Date of Award


Document Type

Master's report

Degree Name

Master of Science in Applied Science Education (MS)

College, School or Department Name

Department of Cognitive and Learning Sciences


William L. Yarroch


This study investigated the use of real-world contexts during instruction in a high school physics class - through building file folder bridges- and the resulting effect upon student interest in the subject matter, level of understanding, and degree of retention. In particular, the study focused upon whether increases in student interest were attained through the use of real-world contexts, and if the elevated interest level led to a higher degree of subject matter understanding than would be achieved using more traditional teaching methods. The study also determined whether using real-world contexts ultimately resulted in achievement of greater levels of knowledge retention by students.

Class observations during traditionally taught units and during units that incorporated real-world contexts, along with a post-graduation questionnaire, were used to assess differences in student interest levels. Student pre- and post-unit test scores were evaluated and compared to determine if statistical differences existed in levels of understanding resulting from the different teaching methods. The post-graduation questionnaire results provided evidence of retention that could be related back to teaching methods.

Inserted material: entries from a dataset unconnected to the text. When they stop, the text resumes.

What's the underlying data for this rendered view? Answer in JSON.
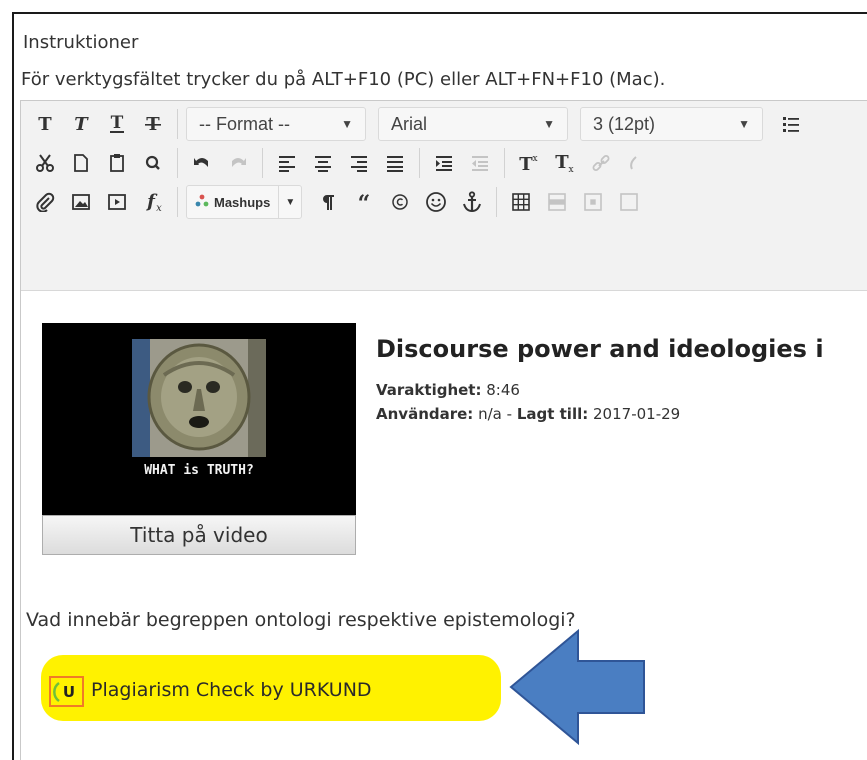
{
  "labels": {
    "instructions": "Instruktioner",
    "toolbar_hint": "För verktygsfältet trycker du på ALT+F10 (PC) eller ALT+FN+F10 (Mac)."
  },
  "toolbar": {
    "format_select": "-- Format --",
    "font_select": "Arial",
    "size_select": "3 (12pt)",
    "mashups_label": "Mashups"
  },
  "video": {
    "thumbnail_caption": "WHAT is TRUTH?",
    "watch_button": "Titta på video",
    "title": "Discourse power and ideologies i",
    "duration_label": "Varaktighet:",
    "duration_value": "8:46",
    "user_label": "Användare:",
    "user_value": "n/a",
    "separator": "-",
    "added_label": "Lagt till:",
    "added_value": "2017-01-29"
  },
  "body": {
    "question": "Vad innebär begreppen ontologi respektive epistemologi?"
  },
  "urkund": {
    "icon_letter": "U",
    "link_text": "Plagiarism Check by URKUND"
  },
  "colors": {
    "highlight": "#fff200",
    "arrow_fill": "#4a7ec2",
    "arrow_stroke": "#2f5597",
    "urkund_icon_border": "#f07b27"
  },
  "icons": [
    "bold-icon",
    "italic-icon",
    "underline-icon",
    "strikethrough-icon",
    "list-icon",
    "cut-icon",
    "copy-icon",
    "paste-icon",
    "find-icon",
    "undo-icon",
    "redo-icon",
    "align-left-icon",
    "align-center-icon",
    "align-right-icon",
    "justify-icon",
    "indent-icon",
    "outdent-icon",
    "superscript-icon",
    "subscript-icon",
    "link-icon",
    "unlink-icon",
    "attach-icon",
    "image-icon",
    "media-icon",
    "formula-icon",
    "mashups-icon",
    "paragraph-icon",
    "quote-icon",
    "copyright-icon",
    "emoticon-icon",
    "anchor-icon",
    "table-icon",
    "urkund-logo-icon",
    "arrow-pointer-icon"
  ]
}
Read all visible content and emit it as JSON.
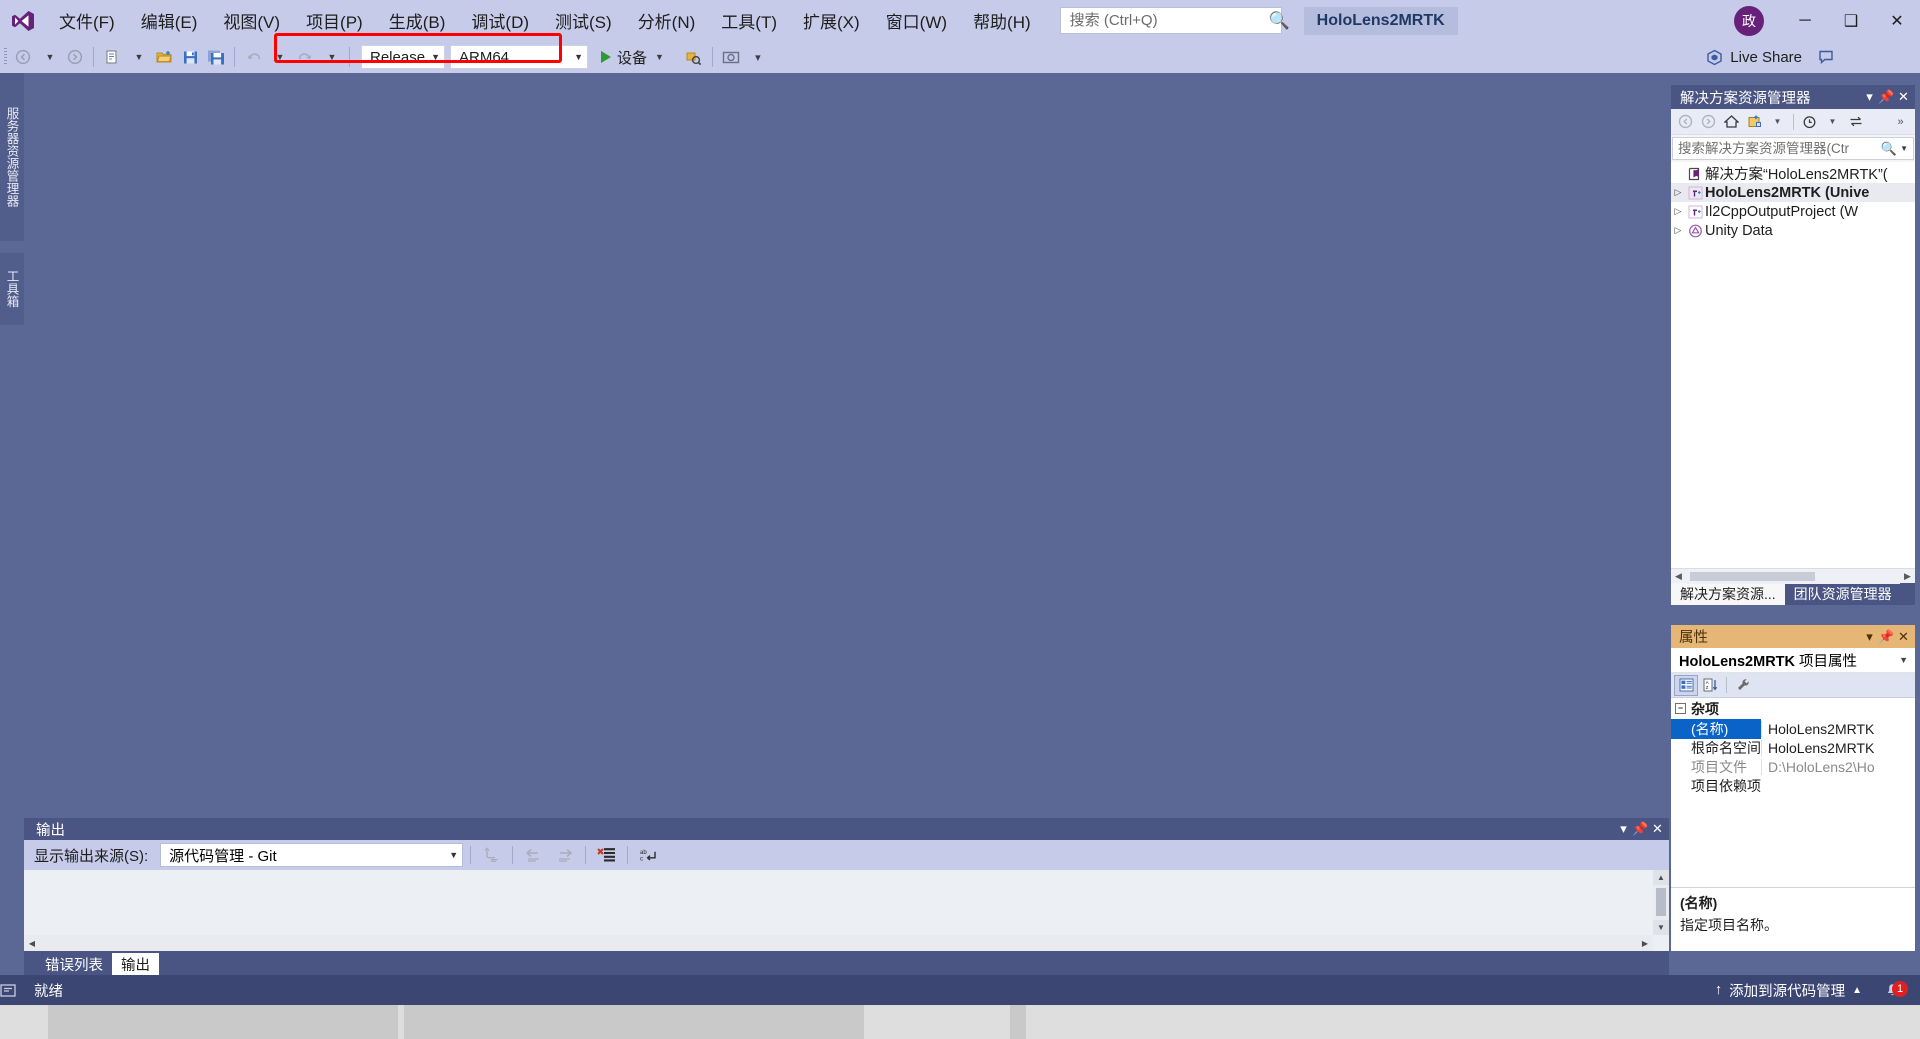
{
  "app": {
    "logo_icon": "visual-studio-logo",
    "project_chip": "HoloLens2MRTK",
    "user_badge": "政"
  },
  "menu": {
    "items": [
      {
        "label": "文件(F)",
        "name": "menu-file"
      },
      {
        "label": "编辑(E)",
        "name": "menu-edit"
      },
      {
        "label": "视图(V)",
        "name": "menu-view"
      },
      {
        "label": "项目(P)",
        "name": "menu-project"
      },
      {
        "label": "生成(B)",
        "name": "menu-build"
      },
      {
        "label": "调试(D)",
        "name": "menu-debug"
      },
      {
        "label": "测试(S)",
        "name": "menu-test"
      },
      {
        "label": "分析(N)",
        "name": "menu-analyze"
      },
      {
        "label": "工具(T)",
        "name": "menu-tools"
      },
      {
        "label": "扩展(X)",
        "name": "menu-extensions"
      },
      {
        "label": "窗口(W)",
        "name": "menu-window"
      },
      {
        "label": "帮助(H)",
        "name": "menu-help"
      }
    ]
  },
  "search": {
    "placeholder": "搜索 (Ctrl+Q)",
    "value": "",
    "icon": "search-icon"
  },
  "window_controls": {
    "minimize": "─",
    "maximize": "❑",
    "close": "✕"
  },
  "live_share": {
    "label": "Live Share",
    "icon": "live-share-icon"
  },
  "toolbar": {
    "nav_back": "◀",
    "nav_forward": "▶",
    "new_project_icon": "new-project-icon",
    "open_project_icon": "open-project-icon",
    "save_icon": "save-icon",
    "save_all_icon": "save-all-icon",
    "undo_icon": "undo-icon",
    "redo_icon": "redo-icon",
    "configuration": "Release",
    "platform": "ARM64",
    "run_target": "设备",
    "attach_icon": "attach-to-process-icon",
    "screenshot_icon": "screenshot-icon",
    "highlight_color": "#ff0000"
  },
  "left_rail": {
    "tabs": [
      {
        "label": "服务器资源管理器",
        "name": "rail-tab-server-explorer"
      },
      {
        "label": "工具箱",
        "name": "rail-tab-toolbox"
      }
    ]
  },
  "solution_explorer": {
    "title": "解决方案资源管理器",
    "title_buttons": {
      "dropdown": "▾",
      "pin": "⚔",
      "close": "✕"
    },
    "toolbar_icons": [
      "back-icon",
      "forward-icon",
      "home-icon",
      "show-all-files-icon",
      "dropdown-icon",
      "pending-changes-icon",
      "pending-dropdown-icon",
      "sync-icon",
      "overflow-icon"
    ],
    "search_placeholder": "搜索解决方案资源管理器(Ctr",
    "search_value": "",
    "tree": [
      {
        "label": "解决方案“HoloLens2MRTK”(",
        "icon": "solution-icon",
        "expander": "",
        "bold": false,
        "indent": 0
      },
      {
        "label": "HoloLens2MRTK (Unive",
        "icon": "cpp-project-icon",
        "expander": "▷",
        "bold": true,
        "indent": 0
      },
      {
        "label": "Il2CppOutputProject (W",
        "icon": "cpp-project-icon",
        "expander": "▷",
        "bold": false,
        "indent": 0
      },
      {
        "label": "Unity Data",
        "icon": "unity-folder-icon",
        "expander": "▷",
        "bold": false,
        "indent": 0
      }
    ],
    "tabs": [
      {
        "label": "解决方案资源...",
        "active": true,
        "name": "tab-solution-explorer"
      },
      {
        "label": "团队资源管理器",
        "active": false,
        "name": "tab-team-explorer"
      }
    ]
  },
  "properties": {
    "title": "属性",
    "title_buttons": {
      "dropdown": "▾",
      "pin": "⚔",
      "close": "✕"
    },
    "object_name": "HoloLens2MRTK",
    "object_kind": "项目属性",
    "toolbar_icons": [
      "categorized-icon",
      "alphabetical-icon",
      "property-pages-icon"
    ],
    "group": "杂项",
    "group_expander": "−",
    "rows": [
      {
        "key": "(名称)",
        "value": "HoloLens2MRTK",
        "selected": true,
        "readonly": false
      },
      {
        "key": "根命名空间",
        "value": "HoloLens2MRTK",
        "selected": false,
        "readonly": false
      },
      {
        "key": "项目文件",
        "value": "D:\\HoloLens2\\Ho",
        "selected": false,
        "readonly": true
      },
      {
        "key": "项目依赖项",
        "value": "",
        "selected": false,
        "readonly": false
      }
    ],
    "description_title": "(名称)",
    "description_body": "指定项目名称。"
  },
  "output": {
    "title": "输出",
    "title_buttons": {
      "dropdown": "▾",
      "pin": "⚔",
      "close": "✕"
    },
    "source_label": "显示输出来源(S):",
    "source_value": "源代码管理 - Git",
    "toolbar_icons": [
      "go-to-message-icon",
      "previous-message-icon",
      "next-message-icon",
      "clear-all-icon",
      "toggle-word-wrap-icon"
    ],
    "body_text": ""
  },
  "bottom_tabs": [
    {
      "label": "错误列表",
      "active": false,
      "name": "tab-error-list"
    },
    {
      "label": "输出",
      "active": true,
      "name": "tab-output"
    }
  ],
  "statusbar": {
    "icon": "ready-icon",
    "status": "就绪",
    "source_control_label": "添加到源代码管理",
    "source_control_arrow": "▲",
    "source_control_up": "↑",
    "notifications_count": "1",
    "bell_icon": "notification-bell-icon"
  }
}
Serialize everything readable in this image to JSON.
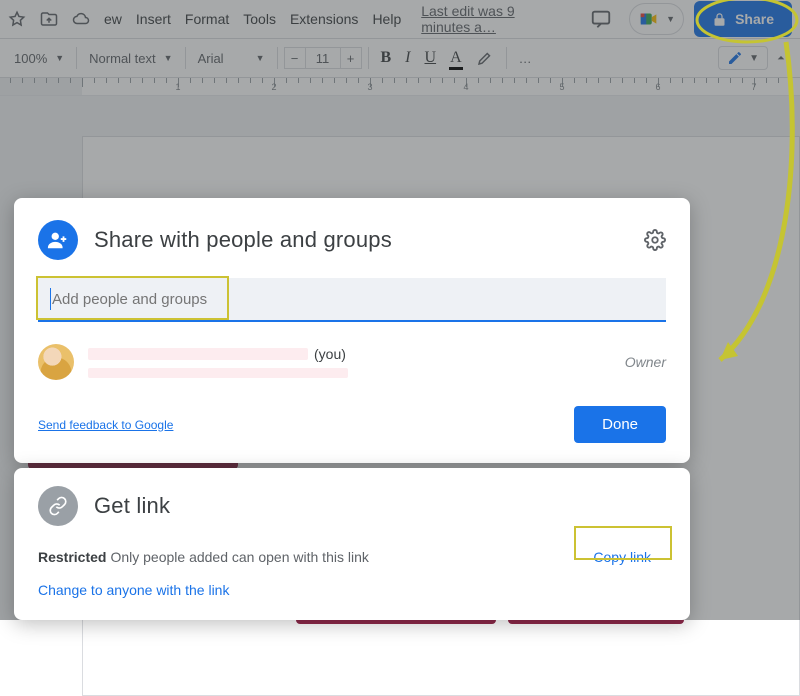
{
  "menubar": {
    "items": [
      "ew",
      "Insert",
      "Format",
      "Tools",
      "Extensions",
      "Help"
    ],
    "last_edit": "Last edit was 9 minutes a…",
    "share_label": "Share"
  },
  "toolbar": {
    "zoom": "100%",
    "style": "Normal text",
    "font": "Arial",
    "font_size": "11",
    "minus": "−",
    "plus": "+",
    "bold": "B",
    "italic": "I",
    "underline": "U",
    "text_color": "A",
    "more": "…"
  },
  "ruler": {
    "labels": [
      "1",
      "2",
      "3",
      "4",
      "5",
      "6",
      "7"
    ]
  },
  "share_dialog": {
    "title": "Share with people and groups",
    "input_placeholder": "Add people and groups",
    "you_suffix": "(you)",
    "role": "Owner",
    "feedback": "Send feedback to Google",
    "done": "Done"
  },
  "link_dialog": {
    "title": "Get link",
    "restricted_label": "Restricted",
    "restricted_desc": "Only people added can open with this link",
    "change": "Change to anyone with the link",
    "copy": "Copy link"
  }
}
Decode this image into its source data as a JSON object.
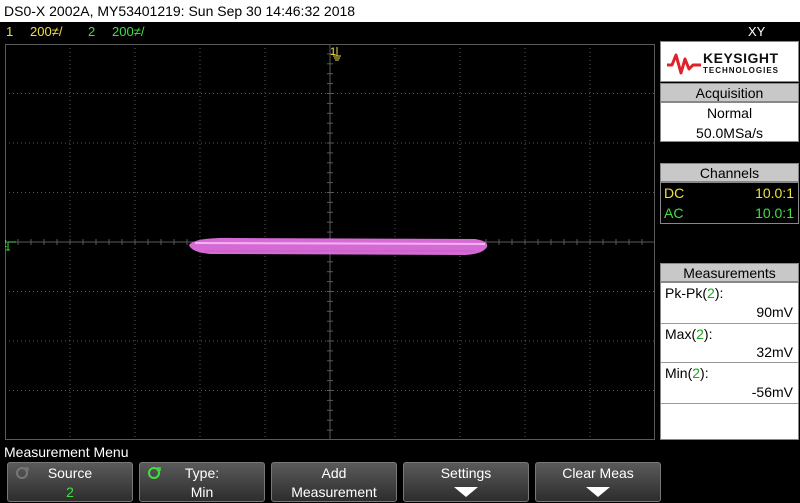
{
  "window": {
    "title": "DS0-X 2002A, MY53401219: Sun Sep 30 14:46:32 2018"
  },
  "status": {
    "ch1_number": "1",
    "ch1_scale": "200≠/",
    "ch2_number": "2",
    "ch2_scale": "200≠/",
    "mode": "XY"
  },
  "screen": {
    "marker_top": "1",
    "marker_left": "2"
  },
  "panel": {
    "brand": "KEYSIGHT",
    "brand_sub": "TECHNOLOGIES",
    "acquisition": {
      "header": "Acquisition",
      "mode": "Normal",
      "rate": "50.0MSa/s"
    },
    "channels": {
      "header": "Channels",
      "rows": [
        {
          "coupling": "DC",
          "probe": "10.0:1"
        },
        {
          "coupling": "AC",
          "probe": "10.0:1"
        }
      ]
    },
    "measurements": {
      "header": "Measurements",
      "items": [
        {
          "name": "Pk-Pk",
          "channel": "2",
          "value": "90mV"
        },
        {
          "name": "Max",
          "channel": "2",
          "value": "32mV"
        },
        {
          "name": "Min",
          "channel": "2",
          "value": "-56mV"
        }
      ]
    }
  },
  "menu": {
    "title": "Measurement Menu",
    "softkeys": [
      {
        "line1": "Source",
        "line2": "2"
      },
      {
        "line1": "Type:",
        "line2": "Min"
      },
      {
        "line1": "Add",
        "line2": "Measurement"
      },
      {
        "line1": "Settings",
        "line2": ""
      },
      {
        "line1": "Clear Meas",
        "line2": ""
      }
    ]
  },
  "colors": {
    "ch1": "#f0e040",
    "ch2": "#40e040",
    "trace": "#e070e0",
    "grid": "#5a5a5a",
    "accent_logo": "#e0202a"
  }
}
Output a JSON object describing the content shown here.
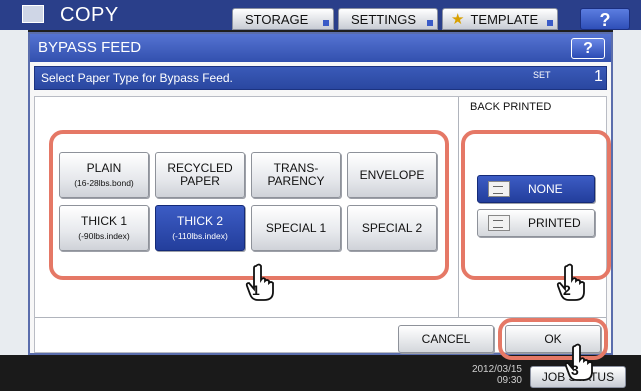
{
  "background": {
    "title": "COPY",
    "tabs": [
      "STORAGE",
      "SETTINGS",
      "TEMPLATE"
    ],
    "help_label": "?",
    "datetime_date": "2012/03/15",
    "datetime_time": "09:30",
    "bottom_button": "JOB STATUS"
  },
  "dialog": {
    "title": "BYPASS FEED",
    "help_label": "?",
    "message": "Select Paper Type for Bypass Feed.",
    "set_label": "SET",
    "set_count": "1",
    "paper_types": [
      {
        "main": "PLAIN",
        "sub": "(16-28lbs.bond)",
        "selected": false
      },
      {
        "main": "RECYCLED PAPER",
        "sub": "",
        "selected": false
      },
      {
        "main": "TRANS- PARENCY",
        "sub": "",
        "selected": false
      },
      {
        "main": "ENVELOPE",
        "sub": "",
        "selected": false
      },
      {
        "main": "THICK 1",
        "sub": "(-90lbs.index)",
        "selected": false
      },
      {
        "main": "THICK 2",
        "sub": "(-110lbs.index)",
        "selected": true
      },
      {
        "main": "SPECIAL 1",
        "sub": "",
        "selected": false
      },
      {
        "main": "SPECIAL 2",
        "sub": "",
        "selected": false
      }
    ],
    "back_printed": {
      "label": "BACK PRINTED",
      "none": "NONE",
      "printed": "PRINTED",
      "selected": "NONE"
    },
    "cancel_label": "CANCEL",
    "ok_label": "OK"
  },
  "callouts": [
    "1",
    "2",
    "3"
  ],
  "colors": {
    "accent_blue": "#2a47a0",
    "highlight": "#e57866",
    "selected_button": "#233e9c"
  }
}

The results of this study revealed the importance of incorporating real-world contexts into science and mathematics courses. Students better understood the relevance of the lessons, which led to higher levels of interest and greater understanding than was achieved through more traditional teaching methods. The use of real-world contexts improved knowledge retention.